Entries from a dataset of interfaces

---+---

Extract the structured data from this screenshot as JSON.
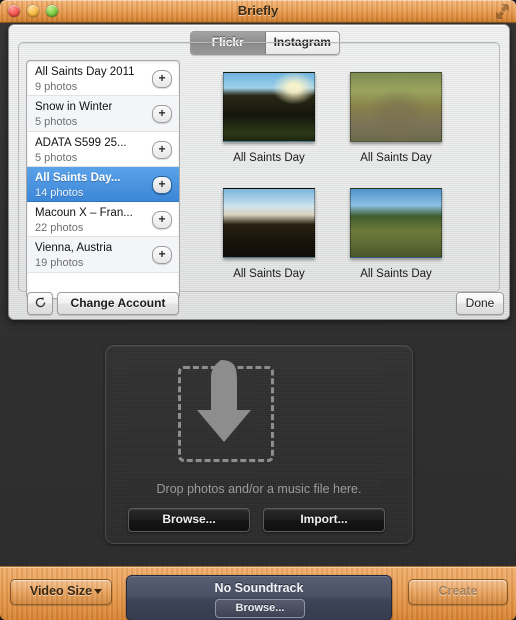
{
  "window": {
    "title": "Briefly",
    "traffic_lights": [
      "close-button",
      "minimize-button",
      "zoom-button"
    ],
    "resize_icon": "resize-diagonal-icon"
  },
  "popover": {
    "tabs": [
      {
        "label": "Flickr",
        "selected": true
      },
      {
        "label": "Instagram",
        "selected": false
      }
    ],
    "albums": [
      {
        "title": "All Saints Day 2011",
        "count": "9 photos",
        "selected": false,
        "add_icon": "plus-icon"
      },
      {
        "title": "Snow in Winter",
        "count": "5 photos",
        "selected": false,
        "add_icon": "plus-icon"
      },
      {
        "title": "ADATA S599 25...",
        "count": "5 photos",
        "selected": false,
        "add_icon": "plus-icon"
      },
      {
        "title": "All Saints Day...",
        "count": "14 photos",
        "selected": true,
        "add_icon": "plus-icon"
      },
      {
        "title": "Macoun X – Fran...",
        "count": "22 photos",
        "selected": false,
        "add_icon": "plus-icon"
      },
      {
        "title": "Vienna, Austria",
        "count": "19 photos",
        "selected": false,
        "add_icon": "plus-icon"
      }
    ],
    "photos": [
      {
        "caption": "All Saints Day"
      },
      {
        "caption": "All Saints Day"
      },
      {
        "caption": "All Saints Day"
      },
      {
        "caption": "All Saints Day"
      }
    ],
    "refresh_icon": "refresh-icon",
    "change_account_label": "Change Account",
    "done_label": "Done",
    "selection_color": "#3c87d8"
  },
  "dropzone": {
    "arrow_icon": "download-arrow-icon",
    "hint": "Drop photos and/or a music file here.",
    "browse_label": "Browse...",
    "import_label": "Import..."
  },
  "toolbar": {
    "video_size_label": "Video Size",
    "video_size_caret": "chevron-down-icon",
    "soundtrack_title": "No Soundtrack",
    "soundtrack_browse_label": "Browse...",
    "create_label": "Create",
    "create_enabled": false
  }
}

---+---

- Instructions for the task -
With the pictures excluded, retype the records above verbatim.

- Solution for this problem -
Extract the structured data from this screenshot as JSON.
{
  "window": {
    "title": "Briefly",
    "traffic_lights": [
      "close-button",
      "minimize-button",
      "zoom-button"
    ],
    "resize_icon": "resize-diagonal-icon"
  },
  "popover": {
    "tabs": [
      {
        "label": "Flickr",
        "selected": true
      },
      {
        "label": "Instagram",
        "selected": false
      }
    ],
    "albums": [
      {
        "title": "All Saints Day 2011",
        "count": "9 photos",
        "selected": false,
        "add_icon": "plus-icon"
      },
      {
        "title": "Snow in Winter",
        "count": "5 photos",
        "selected": false,
        "add_icon": "plus-icon"
      },
      {
        "title": "ADATA S599 25...",
        "count": "5 photos",
        "selected": false,
        "add_icon": "plus-icon"
      },
      {
        "title": "All Saints Day...",
        "count": "14 photos",
        "selected": true,
        "add_icon": "plus-icon"
      },
      {
        "title": "Macoun X – Fran...",
        "count": "22 photos",
        "selected": false,
        "add_icon": "plus-icon"
      },
      {
        "title": "Vienna, Austria",
        "count": "19 photos",
        "selected": false,
        "add_icon": "plus-icon"
      }
    ],
    "photos": [
      {
        "caption": "All Saints Day"
      },
      {
        "caption": "All Saints Day"
      },
      {
        "caption": "All Saints Day"
      },
      {
        "caption": "All Saints Day"
      }
    ],
    "refresh_icon": "refresh-icon",
    "change_account_label": "Change Account",
    "done_label": "Done",
    "selection_color": "#3c87d8"
  },
  "dropzone": {
    "arrow_icon": "download-arrow-icon",
    "hint": "Drop photos and/or a music file here.",
    "browse_label": "Browse...",
    "import_label": "Import..."
  },
  "toolbar": {
    "video_size_label": "Video Size",
    "video_size_caret": "chevron-down-icon",
    "soundtrack_title": "No Soundtrack",
    "soundtrack_browse_label": "Browse...",
    "create_label": "Create",
    "create_enabled": false
  }
}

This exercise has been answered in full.